Dataset entries |

────────────────────

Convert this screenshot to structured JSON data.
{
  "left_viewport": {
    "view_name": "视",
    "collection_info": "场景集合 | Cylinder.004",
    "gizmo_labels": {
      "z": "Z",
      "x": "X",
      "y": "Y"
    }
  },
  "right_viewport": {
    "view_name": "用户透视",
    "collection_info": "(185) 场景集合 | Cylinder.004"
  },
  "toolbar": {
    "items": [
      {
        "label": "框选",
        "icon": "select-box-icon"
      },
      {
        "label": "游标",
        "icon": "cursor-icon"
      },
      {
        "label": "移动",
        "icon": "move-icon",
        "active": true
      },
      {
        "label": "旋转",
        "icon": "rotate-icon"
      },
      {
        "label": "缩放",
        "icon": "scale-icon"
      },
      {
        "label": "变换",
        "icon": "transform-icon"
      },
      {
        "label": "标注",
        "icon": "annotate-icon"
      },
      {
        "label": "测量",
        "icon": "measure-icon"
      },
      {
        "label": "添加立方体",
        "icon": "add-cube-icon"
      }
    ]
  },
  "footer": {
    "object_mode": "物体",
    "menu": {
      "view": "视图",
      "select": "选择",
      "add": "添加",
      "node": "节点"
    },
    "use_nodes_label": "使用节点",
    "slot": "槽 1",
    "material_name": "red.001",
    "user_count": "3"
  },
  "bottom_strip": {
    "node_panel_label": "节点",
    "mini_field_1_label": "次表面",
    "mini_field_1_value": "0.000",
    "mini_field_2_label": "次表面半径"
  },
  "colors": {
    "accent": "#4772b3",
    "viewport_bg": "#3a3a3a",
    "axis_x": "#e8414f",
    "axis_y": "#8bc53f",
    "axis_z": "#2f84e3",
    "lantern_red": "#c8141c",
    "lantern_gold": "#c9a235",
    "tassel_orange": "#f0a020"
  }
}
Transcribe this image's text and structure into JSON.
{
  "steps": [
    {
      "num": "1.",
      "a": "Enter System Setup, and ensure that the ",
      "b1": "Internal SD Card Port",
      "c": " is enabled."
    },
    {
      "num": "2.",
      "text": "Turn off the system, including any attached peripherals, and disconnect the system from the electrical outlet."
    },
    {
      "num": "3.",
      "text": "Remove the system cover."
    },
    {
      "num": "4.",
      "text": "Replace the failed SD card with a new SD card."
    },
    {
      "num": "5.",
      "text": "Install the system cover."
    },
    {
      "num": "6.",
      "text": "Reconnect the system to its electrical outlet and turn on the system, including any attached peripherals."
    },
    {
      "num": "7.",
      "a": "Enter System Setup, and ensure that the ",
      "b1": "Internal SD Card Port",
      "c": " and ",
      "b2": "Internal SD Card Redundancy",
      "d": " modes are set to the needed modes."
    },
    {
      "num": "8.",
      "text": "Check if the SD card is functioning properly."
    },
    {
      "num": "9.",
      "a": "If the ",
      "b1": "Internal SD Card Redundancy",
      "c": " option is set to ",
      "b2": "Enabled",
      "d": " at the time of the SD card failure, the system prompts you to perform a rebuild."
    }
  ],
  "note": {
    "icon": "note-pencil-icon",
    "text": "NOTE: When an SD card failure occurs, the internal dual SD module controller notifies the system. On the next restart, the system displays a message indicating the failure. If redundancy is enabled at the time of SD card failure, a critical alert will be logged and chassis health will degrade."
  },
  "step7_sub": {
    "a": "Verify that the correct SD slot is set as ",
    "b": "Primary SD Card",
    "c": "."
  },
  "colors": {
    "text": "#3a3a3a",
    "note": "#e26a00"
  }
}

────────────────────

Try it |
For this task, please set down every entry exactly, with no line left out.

Output for this task |
Convert this screenshot to structured JSON data.
{
  "left_viewport": {
    "view_name": "视",
    "collection_info": "场景集合 | Cylinder.004",
    "gizmo_labels": {
      "z": "Z",
      "x": "X",
      "y": "Y"
    }
  },
  "right_viewport": {
    "view_name": "用户透视",
    "collection_info": "(185) 场景集合 | Cylinder.004"
  },
  "toolbar": {
    "items": [
      {
        "label": "框选",
        "icon": "select-box-icon"
      },
      {
        "label": "游标",
        "icon": "cursor-icon"
      },
      {
        "label": "移动",
        "icon": "move-icon",
        "active": true
      },
      {
        "label": "旋转",
        "icon": "rotate-icon"
      },
      {
        "label": "缩放",
        "icon": "scale-icon"
      },
      {
        "label": "变换",
        "icon": "transform-icon"
      },
      {
        "label": "标注",
        "icon": "annotate-icon"
      },
      {
        "label": "测量",
        "icon": "measure-icon"
      },
      {
        "label": "添加立方体",
        "icon": "add-cube-icon"
      }
    ]
  },
  "footer": {
    "object_mode": "物体",
    "menu": {
      "view": "视图",
      "select": "选择",
      "add": "添加",
      "node": "节点"
    },
    "use_nodes_label": "使用节点",
    "slot": "槽 1",
    "material_name": "red.001",
    "user_count": "3"
  },
  "bottom_strip": {
    "node_panel_label": "节点",
    "mini_field_1_label": "次表面",
    "mini_field_1_value": "0.000",
    "mini_field_2_label": "次表面半径"
  },
  "colors": {
    "accent": "#4772b3",
    "viewport_bg": "#3a3a3a",
    "axis_x": "#e8414f",
    "axis_y": "#8bc53f",
    "axis_z": "#2f84e3",
    "lantern_red": "#c8141c",
    "lantern_gold": "#c9a235",
    "tassel_orange": "#f0a020"
  }
}
Transcribe this image's text and structure into JSON.
{
  "steps": [
    {
      "num": "1.",
      "a": "Enter System Setup, and ensure that the ",
      "b1": "Internal SD Card Port",
      "c": " is enabled."
    },
    {
      "num": "2.",
      "text": "Turn off the system, including any attached peripherals, and disconnect the system from the electrical outlet."
    },
    {
      "num": "3.",
      "text": "Remove the system cover."
    },
    {
      "num": "4.",
      "text": "Replace the failed SD card with a new SD card."
    },
    {
      "num": "5.",
      "text": "Install the system cover."
    },
    {
      "num": "6.",
      "text": "Reconnect the system to its electrical outlet and turn on the system, including any attached peripherals."
    },
    {
      "num": "7.",
      "a": "Enter System Setup, and ensure that the ",
      "b1": "Internal SD Card Port",
      "c": " and ",
      "b2": "Internal SD Card Redundancy",
      "d": " modes are set to the needed modes."
    },
    {
      "num": "8.",
      "text": "Check if the SD card is functioning properly."
    },
    {
      "num": "9.",
      "a": "If the ",
      "b1": "Internal SD Card Redundancy",
      "c": " option is set to ",
      "b2": "Enabled",
      "d": " at the time of the SD card failure, the system prompts you to perform a rebuild."
    }
  ],
  "note": {
    "icon": "note-pencil-icon",
    "text": "NOTE: When an SD card failure occurs, the internal dual SD module controller notifies the system. On the next restart, the system displays a message indicating the failure. If redundancy is enabled at the time of SD card failure, a critical alert will be logged and chassis health will degrade."
  },
  "step7_sub": {
    "a": "Verify that the correct SD slot is set as ",
    "b": "Primary SD Card",
    "c": "."
  },
  "colors": {
    "text": "#3a3a3a",
    "note": "#e26a00"
  }
}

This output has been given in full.